House GOP leader again questions Interior on coal buffer zone rule

House Natural Resources Committee Chairman Doc Hastings, R-Wash., is nothing if not persistent, on March 27 sending yet another letter to Interior Secretary Ken Salazar over the U.S. Office of Surface Mining’s stream buffer zone rule rewrite.

The coal mining industry uses the rule to place rock and soil from mine sites within stream buffer zones and OSM has been working on a rewrite of a 2008 version from the George W. Bush Administration that would tighten standards.

The latest Hastings letter expressed disappointment at Interior’s lack of transparency and failure to respond to the committee’s oversight questions about OSM’s “bizarre decision to rewrite a carefully crafted 2008 coal regulation.” The letter reiterates the committee’s constitutional authority to conduct its oversight responsibilities and again renews the request for information sought in a Feb. 22 letter.

“Due to the limited nature of the requests, and the significant amount of time that has passed since this request was made, it is very disappointing that nothing has been received from the Department on this matter,” wrote Hastings. “The deadline of March 8, 2013 has passed and it is unacceptable that no response has been received, no answers given, and that there continues to be no transparency from the Department on the status of this rulemaking or what resources are currently being spent on the rulemaking and the corresponding litigation.”

Last year, the Natural Resources Committee released a report, entitled “President Obama’s Covert and Unorthodox Efforts to Impose New Regulation on Coal Mining and Destroy American Jobs,” detailing information uncovered in its more than two year ongoing investigation into the Obama Administration’s rewrite of the 2008 buffer zone rule.
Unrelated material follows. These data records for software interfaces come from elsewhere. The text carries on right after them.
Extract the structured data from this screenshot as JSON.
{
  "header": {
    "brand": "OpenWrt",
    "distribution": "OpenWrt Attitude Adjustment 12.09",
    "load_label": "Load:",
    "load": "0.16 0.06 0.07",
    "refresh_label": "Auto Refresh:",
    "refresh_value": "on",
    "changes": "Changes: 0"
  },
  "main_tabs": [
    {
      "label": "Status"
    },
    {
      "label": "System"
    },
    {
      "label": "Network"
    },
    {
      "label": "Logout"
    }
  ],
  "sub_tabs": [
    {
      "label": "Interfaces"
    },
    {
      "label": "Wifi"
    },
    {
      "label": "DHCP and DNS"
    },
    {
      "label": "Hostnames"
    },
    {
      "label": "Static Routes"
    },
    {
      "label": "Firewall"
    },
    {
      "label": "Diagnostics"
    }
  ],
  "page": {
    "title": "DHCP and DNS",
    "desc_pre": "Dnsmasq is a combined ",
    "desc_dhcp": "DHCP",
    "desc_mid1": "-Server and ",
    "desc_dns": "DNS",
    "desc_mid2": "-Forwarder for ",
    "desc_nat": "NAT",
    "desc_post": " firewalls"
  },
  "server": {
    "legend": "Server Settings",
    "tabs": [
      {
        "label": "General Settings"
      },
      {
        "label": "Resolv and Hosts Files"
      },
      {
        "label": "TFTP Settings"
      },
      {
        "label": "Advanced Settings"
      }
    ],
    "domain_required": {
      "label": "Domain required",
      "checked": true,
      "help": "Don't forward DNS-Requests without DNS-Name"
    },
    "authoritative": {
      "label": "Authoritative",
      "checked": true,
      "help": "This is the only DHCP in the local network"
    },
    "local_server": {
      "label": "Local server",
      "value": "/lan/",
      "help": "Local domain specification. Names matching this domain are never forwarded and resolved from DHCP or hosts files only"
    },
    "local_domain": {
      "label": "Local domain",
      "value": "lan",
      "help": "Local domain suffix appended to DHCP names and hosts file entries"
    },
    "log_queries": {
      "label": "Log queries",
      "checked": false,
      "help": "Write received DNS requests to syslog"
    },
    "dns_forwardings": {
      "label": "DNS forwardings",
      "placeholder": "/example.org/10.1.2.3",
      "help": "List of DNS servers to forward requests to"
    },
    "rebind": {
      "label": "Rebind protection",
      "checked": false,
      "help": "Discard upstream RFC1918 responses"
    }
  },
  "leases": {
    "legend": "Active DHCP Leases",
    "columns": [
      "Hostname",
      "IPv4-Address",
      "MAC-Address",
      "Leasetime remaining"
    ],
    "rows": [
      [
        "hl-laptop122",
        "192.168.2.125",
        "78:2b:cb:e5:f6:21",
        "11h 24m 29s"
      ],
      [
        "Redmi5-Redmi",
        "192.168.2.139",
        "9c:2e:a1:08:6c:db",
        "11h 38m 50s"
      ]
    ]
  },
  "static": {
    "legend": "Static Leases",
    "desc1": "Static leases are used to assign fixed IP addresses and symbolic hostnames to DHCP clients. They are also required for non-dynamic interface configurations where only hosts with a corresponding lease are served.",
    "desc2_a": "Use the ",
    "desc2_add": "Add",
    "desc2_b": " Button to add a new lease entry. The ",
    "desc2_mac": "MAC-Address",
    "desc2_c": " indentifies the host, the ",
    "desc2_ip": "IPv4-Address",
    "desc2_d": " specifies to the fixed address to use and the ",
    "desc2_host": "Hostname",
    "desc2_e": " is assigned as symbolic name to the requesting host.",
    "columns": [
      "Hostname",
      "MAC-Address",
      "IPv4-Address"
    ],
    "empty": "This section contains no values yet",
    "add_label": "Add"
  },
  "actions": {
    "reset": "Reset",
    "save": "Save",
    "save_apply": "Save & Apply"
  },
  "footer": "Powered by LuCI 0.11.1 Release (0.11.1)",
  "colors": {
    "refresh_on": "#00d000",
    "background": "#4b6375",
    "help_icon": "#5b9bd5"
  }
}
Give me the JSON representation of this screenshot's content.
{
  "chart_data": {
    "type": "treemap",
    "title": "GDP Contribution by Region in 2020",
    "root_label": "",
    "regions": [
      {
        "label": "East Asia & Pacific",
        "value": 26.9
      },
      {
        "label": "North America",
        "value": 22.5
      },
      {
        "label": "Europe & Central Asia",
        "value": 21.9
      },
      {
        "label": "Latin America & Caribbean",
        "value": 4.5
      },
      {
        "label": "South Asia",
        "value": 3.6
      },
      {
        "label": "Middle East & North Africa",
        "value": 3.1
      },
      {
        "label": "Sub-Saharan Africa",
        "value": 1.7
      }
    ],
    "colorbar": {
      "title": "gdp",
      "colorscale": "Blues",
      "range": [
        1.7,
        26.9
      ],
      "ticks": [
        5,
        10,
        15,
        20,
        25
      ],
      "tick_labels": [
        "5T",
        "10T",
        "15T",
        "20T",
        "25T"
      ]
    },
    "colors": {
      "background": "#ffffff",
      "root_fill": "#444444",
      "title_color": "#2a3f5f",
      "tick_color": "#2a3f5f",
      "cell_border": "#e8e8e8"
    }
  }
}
The House also passed H.R. 3409, the Stop the War on Coal Act, which would prohibit the Secretary of the Interior from issuing new rules or regulations that would adversely impact mining jobs and the economy.

Many coal producers are affected by this rule. As an example, Arch Coal (NYSE: ACI) said about the situation in its March 1 annual Form 10-K report: “In 1999, a federal court in West Virginia ruled that the stream buffer zone rule issued under [Surface Mining Control and Reclamation Act] prohibited most excess spoil fills. While the decision was later reversed on jurisdictional grounds, the extent to which the rule applied to fills was left unaddressed. On December 12, 2008, OSM finalized a rulemaking regarding the interpretation of the stream buffer zone provisions of SMCRA which confirmed that excess spoil from mining and refuse from coal preparation could be placed in permitted areas of a mine site that constitute waters of the United States. On November 30, 2009, OSM announced that it would re-examine and reinterpret the regulations finalized eleven months earlier. We cannot predict how the regulations may change or how they may affect coal production, though there are reports that drafts of OSM’s preferred alternative rule would, if finalized, curtail surface mining operations in and near streams—especially in central Appalachia.”

About Barry Cassell 20414 Articles
Barry Cassell is Chief Analyst for GenerationHub covering coal and emission controls issues, projects and policy. He has covered the coal and power generation industry for more than 24 years, beginning in November 2011 at GenerationHub and prior to that as editor of SNL Energy’s Coal Report. He was formerly with Coal Outlook for 15 years as the publication’s editor and contributing writer, and prior to that he was editor of Coal & Synfuels Technology and associate editor of The Energy Report. He has a bachelor’s degree from Central Michigan University.